The paper, published last month in the Journal of Tsinghua University (Science and Technology), laid out the plans for the dam, as first reported in the South China Morning Post. Researchers from the State Key Laboratory of Hydroscience and Engineering at Tsinghua University in Beijing explain the backbone of automation for the planned Yellow River dam that will eventually offer nearly five billion kilowatt-hours of electricity annually. (It’s worth noting that China’s Three Gorges Dam—a hydroelectric gravity dam spanning the Yangtze River, pictured above—is the world’s largest power station in terms of energy output.)
But it’s hard to tell what’s more ambitious: the fact that the researchers plan to turn a dam site into effectively a massive 3D-printing project, or that through every step of the process the project eliminates human workers as they go fully robotic.
In the dam-“printing” process, machinery will deliver construction materials to the worksite—the exact location needed, eliminating human error, they say—and then unmanned bulldozers, pavers, and rollers will form the dam layer by layer. Sensors on the rollers will keep the artificial intelligence (AI) system informed about the firmness and stability of each of the 3D-printed layers until it reaches 180 metres in height.
With the largest existing 3D-printed structures rising about 6 metres tall—from houses in China to an office building in Dubai—the exploration of 3D-printed projects continues to expand.
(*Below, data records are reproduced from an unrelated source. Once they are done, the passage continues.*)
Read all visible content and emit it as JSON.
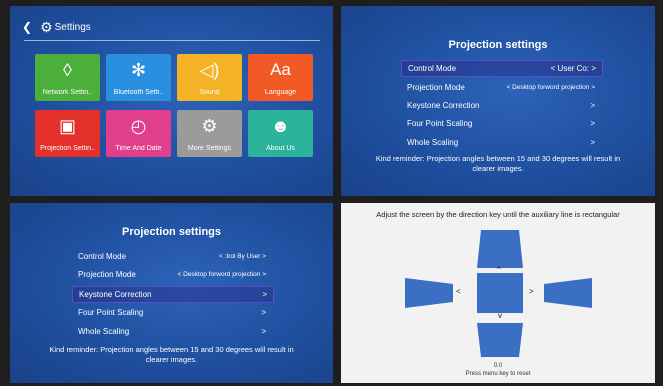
{
  "settings_panel": {
    "back_icon": "back-chevron-icon",
    "title": "Settings",
    "tiles": [
      {
        "label": "Network Settin..",
        "icon": "◐",
        "color": "#4caf3c"
      },
      {
        "label": "Bluetooth Setti..",
        "icon": "✱",
        "color": "#2b8fe0"
      },
      {
        "label": "Sound",
        "icon": "◁)",
        "color": "#f3b325"
      },
      {
        "label": "Language",
        "icon": "Aa",
        "color": "#f15a24"
      },
      {
        "label": "Projection Settin..",
        "icon": "▣",
        "color": "#e4302b"
      },
      {
        "label": "Time And Date",
        "icon": "◴",
        "color": "#e0408b"
      },
      {
        "label": "More Settings",
        "icon": "⚙",
        "color": "#9b9b9b"
      },
      {
        "label": "About Us",
        "icon": "☺",
        "color": "#2bb39b"
      }
    ]
  },
  "projection_a": {
    "title": "Projection settings",
    "rows": [
      {
        "label": "Control Mode",
        "value": "<  User    Co: >"
      },
      {
        "label": "Projection Mode",
        "value": "<  Desktop forword projection  >"
      },
      {
        "label": "Keystone Correction",
        "value": ">"
      },
      {
        "label": "Four Point Scaling",
        "value": ">"
      },
      {
        "label": "Whole Scaling",
        "value": ">"
      }
    ],
    "reminder": "Kind reminder: Projection angles between 15 and 30 degrees will result in clearer images."
  },
  "projection_b": {
    "title": "Projection settings",
    "rows": [
      {
        "label": "Control Mode",
        "value": "<   :trol By User  >"
      },
      {
        "label": "Projection Mode",
        "value": "<  Desktop forword projection  >"
      },
      {
        "label": "Keystone Correction",
        "value": ">"
      },
      {
        "label": "Four Point Scaling",
        "value": ">"
      },
      {
        "label": "Whole Scaling",
        "value": ">"
      }
    ],
    "reminder": "Kind reminder: Projection angles between 15 and 30 degrees will result in clearer images."
  },
  "keystone": {
    "instruction": "Adjust the screen by the direction key until the auxiliary line is rectangular",
    "up": "^",
    "down": "v",
    "left": "<",
    "right": ">",
    "value": "0.0",
    "reset_hint": "Press menu key to reset",
    "accent": "#3a6fc4"
  }
}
Already we’ve seen a 500-metre-long retention wall in China, housing and office buildings across the globe, and now the U.S. Army has plans for barracks at Fort Bliss in Texas.
Liu Tianyun, the paper’s lead author, says that the central AI system keeps the robotic assembly line humming and the 3D printing on task at the Chinese dam site, while also eliminating human safety concerns and removing human error from the process. This could ensure the efficient delivery of materials and the precision needed to keep each layer of the dam in line and on the level.
With an already expanding array of 3D-printed projects the world over, if China can pull off this feat in two years, led by an AI system controlling a fleet of robots, that may open the future possibilities of AI-controlled 3D-printed construction projects.